It seems to me that it would be worth a tiny machine inefficiency to get rid of a real human inefficiency. Am I missing something obvious?


PS I know the language won't change because of this email, but I would like to understand the issues better.

On 2/17/2010 7:12 AM, Phoenix Sol wrote:
On Feb 16, 2010, at 6:05 PM, Christopher Eykamp <> wrote:

When the scripters should be writing:


they often write:


I think the real issue is that your scripters just aren't beaten enough.

Beat them like you mean business, and teach them to associate the colon with 'self':

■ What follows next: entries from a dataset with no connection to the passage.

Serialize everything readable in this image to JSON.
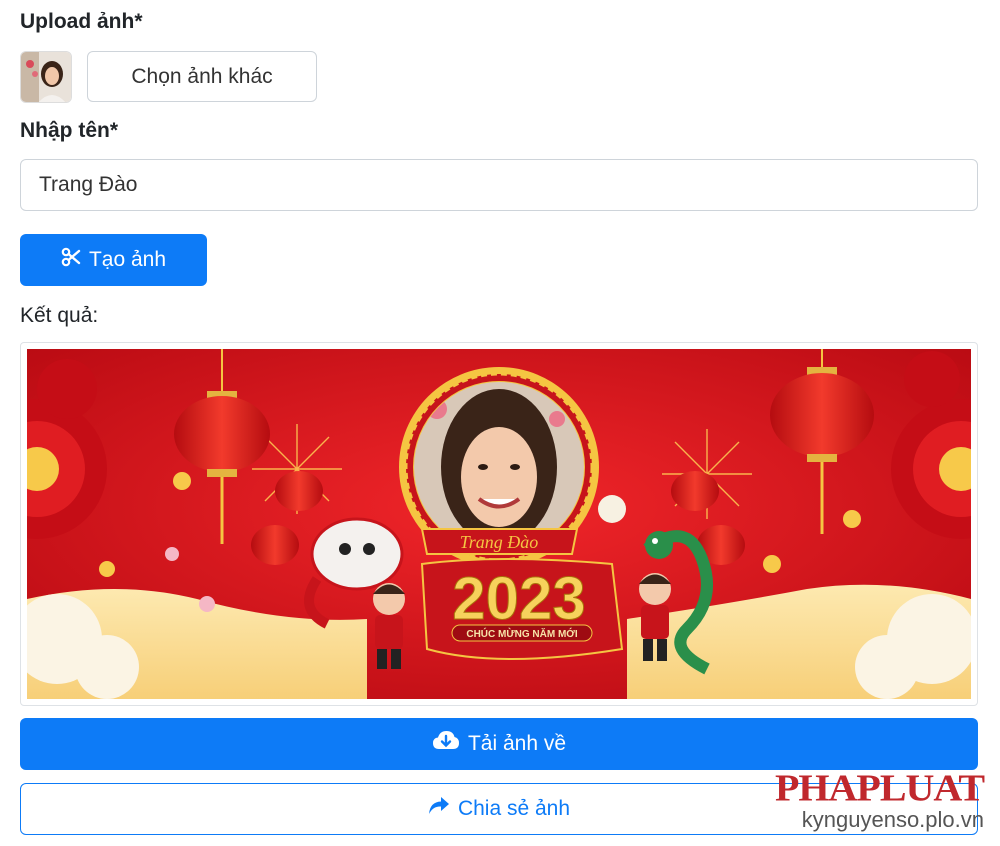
{
  "upload": {
    "label": "Upload ảnh*",
    "change_button_label": "Chọn ảnh khác"
  },
  "name": {
    "label": "Nhập tên*",
    "value": "Trang Đào"
  },
  "create_button_label": "Tạo ảnh",
  "result": {
    "label": "Kết quả:",
    "banner_name": "Trang Đào",
    "banner_year": "2023",
    "banner_greeting": "CHÚC MỪNG NĂM MỚI"
  },
  "download_button_label": "Tải ảnh về",
  "share_button_label": "Chia sẻ ảnh",
  "watermark": {
    "logo": "PHAPLUAT",
    "url": "kynguyenso.plo.vn"
  },
  "colors": {
    "primary": "#0d7bf7",
    "banner_red": "#d8111b",
    "banner_gold": "#f5c542",
    "watermark_red": "#c0282d"
  },
  "icons": [
    "scissors-icon",
    "cloud-download-icon",
    "share-arrow-icon"
  ]
}
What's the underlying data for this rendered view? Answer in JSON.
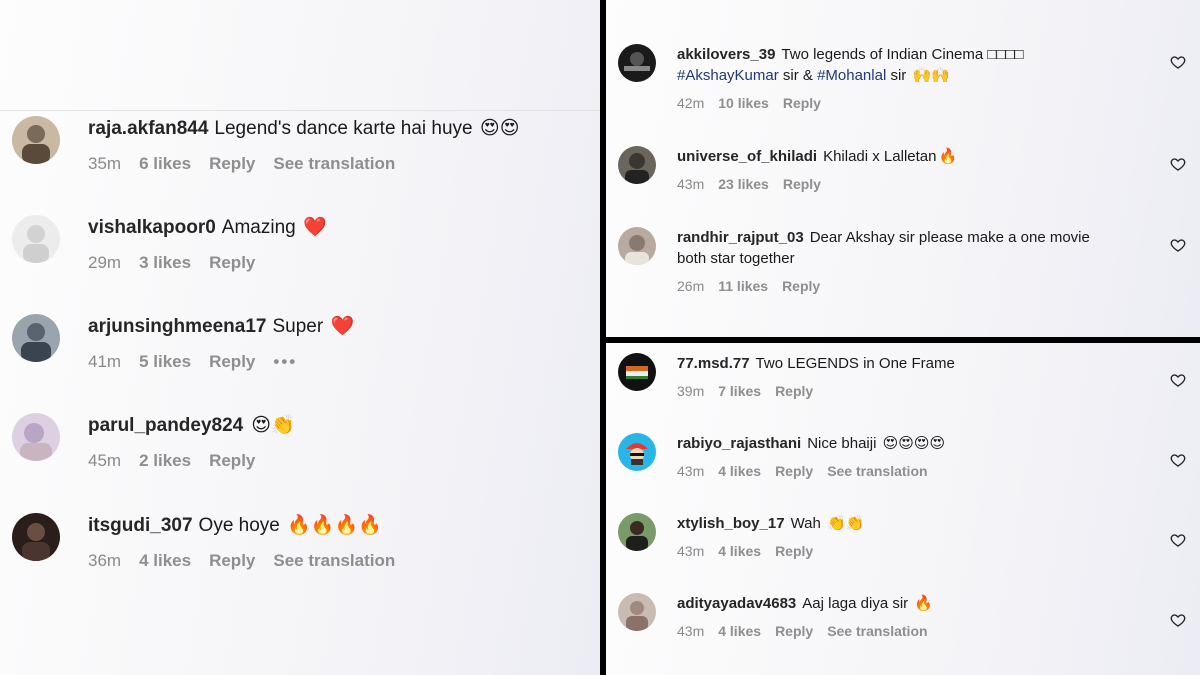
{
  "left_panel": {
    "comments": [
      {
        "username": "raja.akfan844",
        "text": "Legend's dance karte hai huye",
        "emoji": "😍😍",
        "time": "35m",
        "likes": "6 likes",
        "reply": "Reply",
        "translation": "See translation",
        "avatar_color": "#7a6a5a"
      },
      {
        "username": "vishalkapoor0",
        "text": "Amazing",
        "emoji": "❤️",
        "time": "29m",
        "likes": "3 likes",
        "reply": "Reply",
        "translation": "",
        "avatar_color": "#d9d9d9"
      },
      {
        "username": "arjunsinghmeena17",
        "text": "Super",
        "emoji": "❤️",
        "time": "41m",
        "likes": "5 likes",
        "reply": "Reply",
        "more": "•••",
        "avatar_color": "#5a6470"
      },
      {
        "username": "parul_pandey824",
        "text": "",
        "emoji": "😍👏",
        "time": "45m",
        "likes": "2 likes",
        "reply": "Reply",
        "translation": "",
        "avatar_color": "#b9a6c4"
      },
      {
        "username": "itsgudi_307",
        "text": "Oye hoye",
        "emoji": "🔥🔥🔥🔥",
        "time": "36m",
        "likes": "4 likes",
        "reply": "Reply",
        "translation": "See translation",
        "avatar_color": "#4a3530"
      }
    ]
  },
  "top_right_panel": {
    "comments": [
      {
        "username": "akkilovers_39",
        "text": "Two legends of Indian Cinema □□□□",
        "line2_hashtag1": "#AkshayKumar",
        "line2_mid": " sir & ",
        "line2_hashtag2": "#Mohanlal",
        "line2_end": " sir",
        "emoji": "🙌🙌",
        "time": "42m",
        "likes": "10 likes",
        "reply": "Reply",
        "avatar_color": "#2a2a2a"
      },
      {
        "username": "universe_of_khiladi",
        "text": "Khiladi x Lalletan",
        "emoji": "🔥",
        "time": "43m",
        "likes": "23 likes",
        "reply": "Reply",
        "avatar_color": "#3a3630"
      },
      {
        "username": "randhir_rajput_03",
        "text": "Dear Akshay sir please make a one movie",
        "line2": "both star together",
        "time": "26m",
        "likes": "11 likes",
        "reply": "Reply",
        "avatar_color": "#8a7a6e"
      }
    ]
  },
  "bottom_right_panel": {
    "comments": [
      {
        "username": "77.msd.77",
        "text": "Two LEGENDS in One Frame",
        "emoji": "",
        "time": "39m",
        "likes": "7 likes",
        "reply": "Reply",
        "translation": "",
        "avatar_color": "#1a1a1a"
      },
      {
        "username": "rabiyo_rajasthani",
        "text": "Nice bhaiji",
        "emoji": "😍😍😍😍",
        "time": "43m",
        "likes": "4 likes",
        "reply": "Reply",
        "translation": "See translation",
        "avatar_color": "#29b6e6"
      },
      {
        "username": "xtylish_boy_17",
        "text": "Wah",
        "emoji": "👏👏",
        "time": "43m",
        "likes": "4 likes",
        "reply": "Reply",
        "translation": "",
        "avatar_color": "#3a5a3a"
      },
      {
        "username": "adityayadav4683",
        "text": "Aaj laga diya sir",
        "emoji": "🔥",
        "time": "43m",
        "likes": "4 likes",
        "reply": "Reply",
        "translation": "See translation",
        "avatar_color": "#a08a80"
      }
    ]
  },
  "colors": {
    "background": "#f7f7f9",
    "divider": "#000000",
    "meta_text": "#8a8a8a",
    "hashtag": "#1f3a7a"
  }
}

This could possibly be supplemented with some automated electroshock feedback, by testing whether the first parameter to your function is the desired userdata, and if not then calling the needed routine (with an X10 interface for example) to deliver the necessary electric current to the poor tester. If said tester is not the responsible script author, he should be supplied with the script author's name and a large rubber bludgeon to complete the feedback loop.

You should, of course, avoid hiring masochists (which may be increasingly challenging).

See the whitepaper for details.